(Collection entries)
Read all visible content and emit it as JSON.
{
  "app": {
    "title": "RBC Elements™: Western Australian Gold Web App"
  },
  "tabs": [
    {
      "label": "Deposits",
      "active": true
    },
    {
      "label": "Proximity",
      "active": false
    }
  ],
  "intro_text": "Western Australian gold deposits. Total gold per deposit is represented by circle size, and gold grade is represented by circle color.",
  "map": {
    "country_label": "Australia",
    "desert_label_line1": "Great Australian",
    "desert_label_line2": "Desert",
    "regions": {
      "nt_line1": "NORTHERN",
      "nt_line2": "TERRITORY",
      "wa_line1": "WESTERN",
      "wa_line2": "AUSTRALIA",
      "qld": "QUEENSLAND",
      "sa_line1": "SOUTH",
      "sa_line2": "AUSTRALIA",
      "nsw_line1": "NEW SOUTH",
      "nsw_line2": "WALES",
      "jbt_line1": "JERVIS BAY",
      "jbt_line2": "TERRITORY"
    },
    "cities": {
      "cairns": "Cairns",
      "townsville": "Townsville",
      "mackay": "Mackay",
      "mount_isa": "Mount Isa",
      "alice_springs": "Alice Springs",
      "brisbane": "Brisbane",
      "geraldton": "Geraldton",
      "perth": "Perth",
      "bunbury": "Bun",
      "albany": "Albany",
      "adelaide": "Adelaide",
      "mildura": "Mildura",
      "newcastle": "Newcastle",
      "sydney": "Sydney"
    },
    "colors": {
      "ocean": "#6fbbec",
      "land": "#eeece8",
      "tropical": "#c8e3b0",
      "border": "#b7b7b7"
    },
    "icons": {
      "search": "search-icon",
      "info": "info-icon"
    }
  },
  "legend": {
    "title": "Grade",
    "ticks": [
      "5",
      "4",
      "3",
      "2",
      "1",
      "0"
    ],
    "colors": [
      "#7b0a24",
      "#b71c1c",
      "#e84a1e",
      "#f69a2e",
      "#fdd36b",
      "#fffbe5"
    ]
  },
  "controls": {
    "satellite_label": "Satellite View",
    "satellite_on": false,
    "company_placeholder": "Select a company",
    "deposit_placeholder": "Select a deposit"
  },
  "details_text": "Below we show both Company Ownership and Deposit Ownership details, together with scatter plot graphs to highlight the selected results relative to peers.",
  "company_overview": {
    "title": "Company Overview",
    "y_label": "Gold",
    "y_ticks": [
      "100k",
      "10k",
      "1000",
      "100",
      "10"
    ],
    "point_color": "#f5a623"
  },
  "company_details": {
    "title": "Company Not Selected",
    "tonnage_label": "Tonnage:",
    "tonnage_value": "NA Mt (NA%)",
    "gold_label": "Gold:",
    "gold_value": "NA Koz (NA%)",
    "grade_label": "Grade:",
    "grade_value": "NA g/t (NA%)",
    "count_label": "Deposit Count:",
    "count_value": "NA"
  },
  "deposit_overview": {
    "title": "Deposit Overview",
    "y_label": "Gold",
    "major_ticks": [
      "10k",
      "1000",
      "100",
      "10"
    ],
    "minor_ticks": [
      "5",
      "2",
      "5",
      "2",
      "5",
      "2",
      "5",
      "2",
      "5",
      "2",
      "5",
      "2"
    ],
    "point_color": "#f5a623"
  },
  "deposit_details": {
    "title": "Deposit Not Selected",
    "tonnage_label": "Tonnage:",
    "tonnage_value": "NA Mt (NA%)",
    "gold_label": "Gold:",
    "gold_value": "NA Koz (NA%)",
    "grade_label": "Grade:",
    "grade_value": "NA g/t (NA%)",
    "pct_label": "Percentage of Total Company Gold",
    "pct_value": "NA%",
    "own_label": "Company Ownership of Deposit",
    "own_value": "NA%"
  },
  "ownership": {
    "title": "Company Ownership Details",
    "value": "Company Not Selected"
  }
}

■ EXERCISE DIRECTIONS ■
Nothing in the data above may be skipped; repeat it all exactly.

■ EXERCISE ANSWER ■
Read all visible content and emit it as JSON.
{
  "app": {
    "title": "RBC Elements™: Western Australian Gold Web App"
  },
  "tabs": [
    {
      "label": "Deposits",
      "active": true
    },
    {
      "label": "Proximity",
      "active": false
    }
  ],
  "intro_text": "Western Australian gold deposits. Total gold per deposit is represented by circle size, and gold grade is represented by circle color.",
  "map": {
    "country_label": "Australia",
    "desert_label_line1": "Great Australian",
    "desert_label_line2": "Desert",
    "regions": {
      "nt_line1": "NORTHERN",
      "nt_line2": "TERRITORY",
      "wa_line1": "WESTERN",
      "wa_line2": "AUSTRALIA",
      "qld": "QUEENSLAND",
      "sa_line1": "SOUTH",
      "sa_line2": "AUSTRALIA",
      "nsw_line1": "NEW SOUTH",
      "nsw_line2": "WALES",
      "jbt_line1": "JERVIS BAY",
      "jbt_line2": "TERRITORY"
    },
    "cities": {
      "cairns": "Cairns",
      "townsville": "Townsville",
      "mackay": "Mackay",
      "mount_isa": "Mount Isa",
      "alice_springs": "Alice Springs",
      "brisbane": "Brisbane",
      "geraldton": "Geraldton",
      "perth": "Perth",
      "bunbury": "Bun",
      "albany": "Albany",
      "adelaide": "Adelaide",
      "mildura": "Mildura",
      "newcastle": "Newcastle",
      "sydney": "Sydney"
    },
    "colors": {
      "ocean": "#6fbbec",
      "land": "#eeece8",
      "tropical": "#c8e3b0",
      "border": "#b7b7b7"
    },
    "icons": {
      "search": "search-icon",
      "info": "info-icon"
    }
  },
  "legend": {
    "title": "Grade",
    "ticks": [
      "5",
      "4",
      "3",
      "2",
      "1",
      "0"
    ],
    "colors": [
      "#7b0a24",
      "#b71c1c",
      "#e84a1e",
      "#f69a2e",
      "#fdd36b",
      "#fffbe5"
    ]
  },
  "controls": {
    "satellite_label": "Satellite View",
    "satellite_on": false,
    "company_placeholder": "Select a company",
    "deposit_placeholder": "Select a deposit"
  },
  "details_text": "Below we show both Company Ownership and Deposit Ownership details, together with scatter plot graphs to highlight the selected results relative to peers.",
  "company_overview": {
    "title": "Company Overview",
    "y_label": "Gold",
    "y_ticks": [
      "100k",
      "10k",
      "1000",
      "100",
      "10"
    ],
    "point_color": "#f5a623"
  },
  "company_details": {
    "title": "Company Not Selected",
    "tonnage_label": "Tonnage:",
    "tonnage_value": "NA Mt (NA%)",
    "gold_label": "Gold:",
    "gold_value": "NA Koz (NA%)",
    "grade_label": "Grade:",
    "grade_value": "NA g/t (NA%)",
    "count_label": "Deposit Count:",
    "count_value": "NA"
  },
  "deposit_overview": {
    "title": "Deposit Overview",
    "y_label": "Gold",
    "major_ticks": [
      "10k",
      "1000",
      "100",
      "10"
    ],
    "minor_ticks": [
      "5",
      "2",
      "5",
      "2",
      "5",
      "2",
      "5",
      "2",
      "5",
      "2",
      "5",
      "2"
    ],
    "point_color": "#f5a623"
  },
  "deposit_details": {
    "title": "Deposit Not Selected",
    "tonnage_label": "Tonnage:",
    "tonnage_value": "NA Mt (NA%)",
    "gold_label": "Gold:",
    "gold_value": "NA Koz (NA%)",
    "grade_label": "Grade:",
    "grade_value": "NA g/t (NA%)",
    "pct_label": "Percentage of Total Company Gold",
    "pct_value": "NA%",
    "own_label": "Company Ownership of Deposit",
    "own_value": "NA%"
  },
  "ownership": {
    "title": "Company Ownership Details",
    "value": "Company Not Selected"
  }
}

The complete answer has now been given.